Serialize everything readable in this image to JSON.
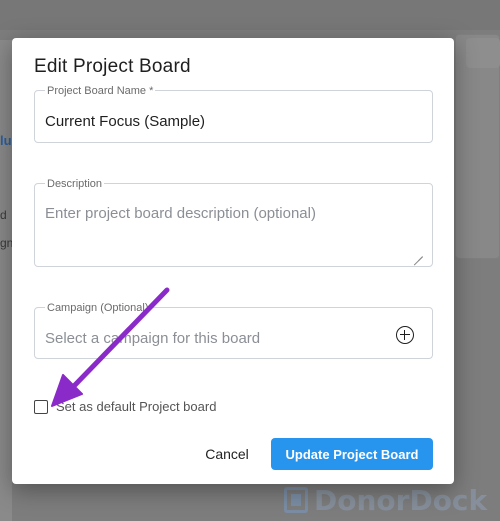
{
  "background": {
    "fragments": [
      "lul",
      "d",
      "gn"
    ],
    "watermark_text": "DonorDock"
  },
  "modal": {
    "title": "Edit Project Board",
    "name_field": {
      "label": "Project Board Name *",
      "value": "Current Focus (Sample)"
    },
    "description_field": {
      "label": "Description",
      "placeholder": "Enter project board description (optional)"
    },
    "campaign_field": {
      "label": "Campaign (Optional)",
      "placeholder": "Select a campaign for this board",
      "icon": "plus-circle-icon"
    },
    "default_checkbox": {
      "label": "Set as default Project board",
      "checked": false
    },
    "cancel_label": "Cancel",
    "submit_label": "Update Project Board"
  },
  "colors": {
    "primary_button": "#2794ee",
    "annotation_arrow": "#8a2bc9",
    "overlay": "#7d7d7d"
  }
}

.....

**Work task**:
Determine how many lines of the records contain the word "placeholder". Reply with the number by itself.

**Task output**:
2